While these reports are useful to brokers, bankers, and accountants, portfolio managers look at holdings more broadly to consider how they can achieve two key objectives for you:

  1. Good diversification: An effort to avoid having too many eggs, meaning dollars, in one basket, that is too many of one security or type of security. If you could always pick the best, you would not need to diversify.  But perfect foresight is impossible, so spreading your wealth among different types of stocks and bonds will protect the portfolio from setbacks by ensuring that its different parts respond to events in different ways.  Such diversification of exposure allows your portfolio to secure the most gain with the least amount of risk.
  2. Serving the specific goals of the investor: Are your portfolio’s assets meant to provide retirement income?  To buy a vacation home?

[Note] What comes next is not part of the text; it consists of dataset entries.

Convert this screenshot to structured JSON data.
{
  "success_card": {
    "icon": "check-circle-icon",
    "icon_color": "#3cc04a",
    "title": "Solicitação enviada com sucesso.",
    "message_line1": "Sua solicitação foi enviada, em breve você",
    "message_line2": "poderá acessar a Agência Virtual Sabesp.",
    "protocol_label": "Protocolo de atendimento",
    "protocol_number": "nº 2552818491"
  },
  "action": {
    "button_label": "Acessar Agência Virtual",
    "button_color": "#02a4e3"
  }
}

Or to pay for a newborn child’s college education? These and other long-term objectives will determine what sorts of stocks and bonds your portfolio should hold and how it should mix the types of securities to get the greatest prospective return for the least risk.

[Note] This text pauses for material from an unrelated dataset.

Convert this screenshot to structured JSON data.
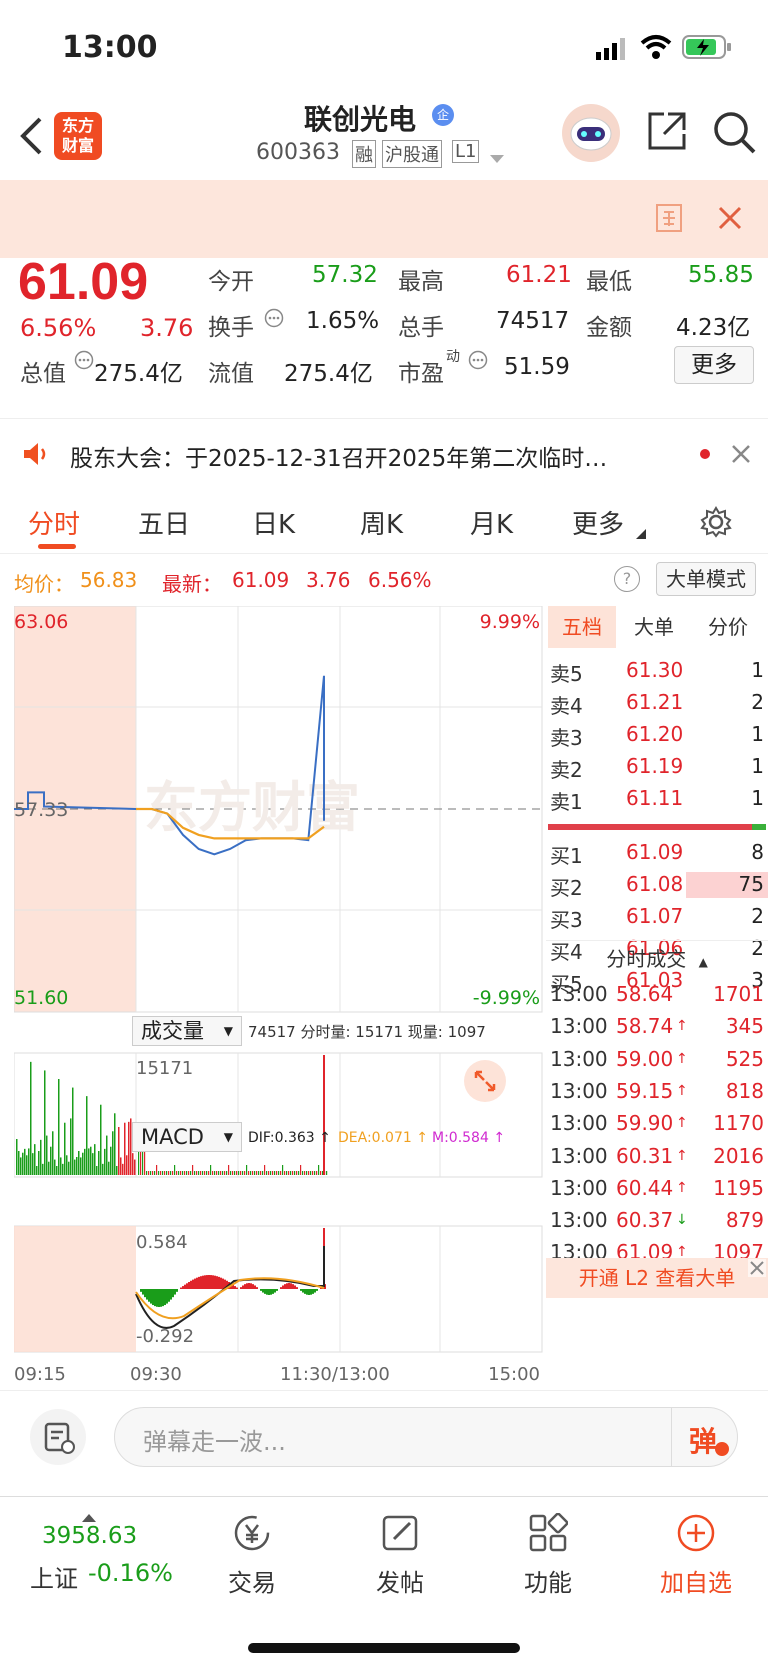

So think of the stocks and bonds in the portfolio not necessarily as individual holdings but rather as the best possible representatives of the sort of security that serves these basic aims.

There is no perfect mix.  Your right combination will depend heavily on your particular circumstances and preferences — what many in the investment business term your life-cycle/life-style situation.  Some people cope better than others with risk and occasional loses.  Those more suited to a riskier life style feel comfortable reaching for gains in a more volatile portfolio.  The mix you choose should also reflect where you are in your life cycle.  Young people investing for retirement, for example, will not need the money for years, so they can take more risk to earn greater returns than can older investors who are approaching the end of their working lives and have less opportunity to make up for an investment loss or time to wait for a market rebound after a setback.

Portfolios need to reflect such differences.  Young people, who will not need the money for years, particularly risk-takers, may want few or no bonds in their portfolios. They may want to concentrate on stocks, particularly smaller, less established stocks, because these, though more volatile than other investments, tend over time to gain more than bonds and more conservative stocks.  To be sure, stocks generally and particularly those of less established companies may suffer severe occasional reverses.  But as a group they eventually always come back.  An investor with a long time horizon can count on that recovery.  Someone older, with less opportunity to wait out a temporary setback, may want more bonds and stable, dividend-paying stocks. Retirees, who are already living off investment income, may also prefer bonds and dividend-paying stocks because they also tend to generate more immediate income than less established stocks.

There are many ways to combine stocks and bonds to meet portfolio goals. The aim is to learn their characteristics and create a good investment fit for your critical needs.  The next post will explain the role of bonds and the one following will do the same with stocks.